What makes Seven Days Walking unique is the scale and complexity of its variations: dozens of pieces as subtly distinct as those photographs. After his first, three-day recording session, he had six versions of one theme and decided he loved them all. “And from that point on,” he says, “I decided that I wanted to make seven albums, and transform this doubt of choosing into a project.”

It’s almost a surprise to hear that the composer – who still writes manuscript by hand, in pencil – records his spontaneous musical ideas on his phone like anyone else. Returning from Switzerland last winter, he settled in to various recording sessions in Italy, Germany and London’s Air Studios (the church for reverb, and Studio One for it intimacy) with a stripped down band. His six-strong touring group was reduced to Redi Hasa (Cello) and Frederico Mecozzi (violin and viola). On an early demo for the delicate, hopeful Matches, strings slip and slide around his central piano melody, rapidly finding the harmonics. The two musicians respond to his playing, Einaudi explains, with something like telepathy, preserving the spontaneity of the moment of composition.

The first session produced the steadily-intensifying Gravity, in which a fluttering keyboard figure, sounding like snow-fall, deepens into a rich serenade. It was followed by The Path Of The Fossils, a melody of deep, dramatic resonance which recalled another important walk in Einaudi’s life – a trail he used to take with his father, as a boy in Piedmont, where together they found fossils plugged into a wall of earth, a remainder from the time that part of Italy was under the sea. 

So how do the variations work? There are three versions of Low Mist on the first album alone. On Variation 1, its heart-plucking theme is contained in four soft, falling chords. On the second album, Day Two, the character of the piece is totally different, the melody transposed and arpeggiated. The theme crops up again on the fifth album, Day 5, announced by a ghostly violin which scratches like wind. It’s like a colossal musical jigsaw.

“I like the idea that you get lost,” Einaudi says. “Like when you return to a place after six months and there is something familiar, but something has changed. This is a project about memory. Everyone creates their own images – you probably have your own walk, your own background, in mind.”

As such, Seven Days Walking is a metaphor for the way Einaudi’s music works on the mind, going someway to explaining its endless adaptability across the worlds of film and visual arts, and his broad worldwide fanbase, which includes such famous names as Nicky Minaj and Iggy Pop.

Increasingly popular with new, young audiences living in a highly connected and technology-focused world, Einaudi’s music and live shows offer something meditative, a private space away from distraction.

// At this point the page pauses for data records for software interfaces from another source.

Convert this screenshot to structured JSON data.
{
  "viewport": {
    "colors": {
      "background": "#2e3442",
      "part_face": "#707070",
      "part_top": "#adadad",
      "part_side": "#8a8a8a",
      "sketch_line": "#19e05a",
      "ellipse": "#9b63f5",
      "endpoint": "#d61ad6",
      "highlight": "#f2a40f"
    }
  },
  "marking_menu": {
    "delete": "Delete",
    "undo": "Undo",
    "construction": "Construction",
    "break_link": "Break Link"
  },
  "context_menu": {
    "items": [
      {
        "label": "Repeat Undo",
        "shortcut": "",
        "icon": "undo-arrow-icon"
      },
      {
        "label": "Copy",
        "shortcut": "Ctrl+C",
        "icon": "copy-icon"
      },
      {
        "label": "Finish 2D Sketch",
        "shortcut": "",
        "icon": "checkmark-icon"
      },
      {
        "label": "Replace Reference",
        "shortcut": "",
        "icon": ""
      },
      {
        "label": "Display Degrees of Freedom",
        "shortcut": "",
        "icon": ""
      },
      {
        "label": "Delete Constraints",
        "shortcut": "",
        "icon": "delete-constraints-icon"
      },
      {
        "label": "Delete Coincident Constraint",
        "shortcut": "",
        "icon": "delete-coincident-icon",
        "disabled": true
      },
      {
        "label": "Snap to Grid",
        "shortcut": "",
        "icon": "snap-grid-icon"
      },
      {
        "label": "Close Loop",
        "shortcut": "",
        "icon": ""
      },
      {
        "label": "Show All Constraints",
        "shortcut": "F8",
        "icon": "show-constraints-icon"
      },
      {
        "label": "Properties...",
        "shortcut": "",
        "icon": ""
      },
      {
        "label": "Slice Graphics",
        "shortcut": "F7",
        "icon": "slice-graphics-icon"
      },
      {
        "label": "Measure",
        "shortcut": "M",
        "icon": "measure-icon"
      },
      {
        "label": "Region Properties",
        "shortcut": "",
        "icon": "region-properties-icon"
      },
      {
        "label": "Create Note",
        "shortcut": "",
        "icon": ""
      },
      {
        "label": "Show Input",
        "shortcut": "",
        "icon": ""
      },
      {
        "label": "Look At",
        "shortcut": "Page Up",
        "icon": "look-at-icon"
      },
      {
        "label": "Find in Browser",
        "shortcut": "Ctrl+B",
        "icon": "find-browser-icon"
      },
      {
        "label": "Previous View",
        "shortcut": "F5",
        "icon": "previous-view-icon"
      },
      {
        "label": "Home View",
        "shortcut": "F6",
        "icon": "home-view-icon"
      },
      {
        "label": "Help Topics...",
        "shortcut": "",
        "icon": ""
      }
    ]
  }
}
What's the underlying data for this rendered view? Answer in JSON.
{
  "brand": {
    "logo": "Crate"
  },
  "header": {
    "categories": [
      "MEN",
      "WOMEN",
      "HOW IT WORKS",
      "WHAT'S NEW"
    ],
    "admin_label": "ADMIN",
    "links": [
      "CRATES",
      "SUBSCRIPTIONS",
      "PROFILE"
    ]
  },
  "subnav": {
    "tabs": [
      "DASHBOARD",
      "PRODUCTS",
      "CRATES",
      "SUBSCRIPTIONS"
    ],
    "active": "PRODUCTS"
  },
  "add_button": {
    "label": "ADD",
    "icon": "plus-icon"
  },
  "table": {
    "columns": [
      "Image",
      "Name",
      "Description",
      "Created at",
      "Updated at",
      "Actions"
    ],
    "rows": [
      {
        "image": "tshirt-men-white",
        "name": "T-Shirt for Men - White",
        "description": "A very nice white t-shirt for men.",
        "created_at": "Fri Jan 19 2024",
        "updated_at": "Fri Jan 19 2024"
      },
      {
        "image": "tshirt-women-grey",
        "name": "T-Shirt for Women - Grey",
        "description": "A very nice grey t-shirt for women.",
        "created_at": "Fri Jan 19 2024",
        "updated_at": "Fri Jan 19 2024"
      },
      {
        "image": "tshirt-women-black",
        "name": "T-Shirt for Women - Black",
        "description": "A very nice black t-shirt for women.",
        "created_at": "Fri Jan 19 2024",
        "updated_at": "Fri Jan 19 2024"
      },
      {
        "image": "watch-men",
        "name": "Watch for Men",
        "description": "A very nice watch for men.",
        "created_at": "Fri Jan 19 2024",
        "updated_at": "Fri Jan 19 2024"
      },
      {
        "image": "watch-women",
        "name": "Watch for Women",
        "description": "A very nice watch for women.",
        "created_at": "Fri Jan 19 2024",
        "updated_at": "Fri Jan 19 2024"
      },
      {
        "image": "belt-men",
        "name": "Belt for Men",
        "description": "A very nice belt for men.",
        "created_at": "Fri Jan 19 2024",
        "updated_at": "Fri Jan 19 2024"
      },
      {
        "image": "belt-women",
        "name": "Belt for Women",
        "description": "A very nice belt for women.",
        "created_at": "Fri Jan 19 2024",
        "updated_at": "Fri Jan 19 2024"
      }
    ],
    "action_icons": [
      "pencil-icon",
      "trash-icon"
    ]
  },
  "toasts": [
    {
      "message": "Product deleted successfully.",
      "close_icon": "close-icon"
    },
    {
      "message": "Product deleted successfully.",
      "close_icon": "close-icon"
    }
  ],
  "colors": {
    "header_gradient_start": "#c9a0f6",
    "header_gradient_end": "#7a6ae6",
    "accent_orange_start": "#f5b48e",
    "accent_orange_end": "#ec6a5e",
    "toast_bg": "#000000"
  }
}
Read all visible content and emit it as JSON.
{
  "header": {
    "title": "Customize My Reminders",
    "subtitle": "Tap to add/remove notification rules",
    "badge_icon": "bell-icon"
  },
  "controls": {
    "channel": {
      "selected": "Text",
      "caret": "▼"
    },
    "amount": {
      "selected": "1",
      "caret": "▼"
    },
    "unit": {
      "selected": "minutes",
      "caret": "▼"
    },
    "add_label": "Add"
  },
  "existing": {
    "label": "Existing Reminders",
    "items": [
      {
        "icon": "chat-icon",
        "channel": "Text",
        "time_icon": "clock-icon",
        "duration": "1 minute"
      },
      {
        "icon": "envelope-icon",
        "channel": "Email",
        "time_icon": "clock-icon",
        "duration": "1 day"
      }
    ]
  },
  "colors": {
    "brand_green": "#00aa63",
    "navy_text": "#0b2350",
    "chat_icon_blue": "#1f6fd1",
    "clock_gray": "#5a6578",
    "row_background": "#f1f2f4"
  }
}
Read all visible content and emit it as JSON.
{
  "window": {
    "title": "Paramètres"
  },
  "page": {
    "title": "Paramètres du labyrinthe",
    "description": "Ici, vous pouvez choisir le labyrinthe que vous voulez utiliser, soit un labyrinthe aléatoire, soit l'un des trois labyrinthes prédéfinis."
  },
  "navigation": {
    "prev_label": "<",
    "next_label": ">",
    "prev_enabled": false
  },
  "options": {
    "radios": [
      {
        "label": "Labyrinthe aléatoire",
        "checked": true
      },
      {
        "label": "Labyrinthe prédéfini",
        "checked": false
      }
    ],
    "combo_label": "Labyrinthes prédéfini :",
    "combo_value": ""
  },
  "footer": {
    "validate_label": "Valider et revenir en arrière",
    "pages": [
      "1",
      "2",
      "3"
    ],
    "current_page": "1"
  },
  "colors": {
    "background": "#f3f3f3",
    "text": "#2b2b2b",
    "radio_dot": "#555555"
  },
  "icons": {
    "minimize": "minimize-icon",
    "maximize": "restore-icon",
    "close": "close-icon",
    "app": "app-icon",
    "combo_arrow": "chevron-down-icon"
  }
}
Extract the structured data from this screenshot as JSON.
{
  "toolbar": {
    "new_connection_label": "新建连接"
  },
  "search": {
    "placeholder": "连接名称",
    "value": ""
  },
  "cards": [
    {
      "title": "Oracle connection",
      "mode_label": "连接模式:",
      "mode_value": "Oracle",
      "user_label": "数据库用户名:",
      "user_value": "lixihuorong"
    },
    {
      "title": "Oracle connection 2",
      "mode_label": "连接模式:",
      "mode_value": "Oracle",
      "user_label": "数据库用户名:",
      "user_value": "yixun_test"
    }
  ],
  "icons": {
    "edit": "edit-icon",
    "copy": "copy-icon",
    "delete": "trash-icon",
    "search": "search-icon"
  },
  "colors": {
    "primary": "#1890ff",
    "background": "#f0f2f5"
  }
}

“Listening to live music, everyone can be connected to one sound, but everyone is also able to be alone in the experience, and wander in their thoughts,” he says. “Listening to this album is a matter of perception. It offers possibility of thinking about the same ideas with a different perspective. For me, it’s a work about how we change, and how we come to see our lives in a different way, over time.”

He hasn’t written the seventh record yet – he’s giving the ideas some more space to mature. “I didn’t want to create a product,” he explains. “I wanted the music to have the vibe of a sketch, drawn for the first time.” That’s certainly true of A Sense Of Symmetry, whose light melody works like rain on snow, and Fox Tracks, as painterly as a 21st-century Debussy prelude. 

With its multiple versions, the project recalls an earlier age in rock and classical recording, when music had a greater freedom of form, with long instrumental interludes, and live albums.

Einaudi will play – appropriately – seven nights at the Barbican in August. In its live incarnation, the piece will be performed as he originally conceived it – one continual work, without breaks and movements. It’s another realisation of a long-held dream, for a composer who is currently writing an opera with the Irish novelist Colm Toibin. 

“In live performance, we won’t be stopping,” Einaudi smiles: unless, as so often happens at classical concerts, people start clapping between songs…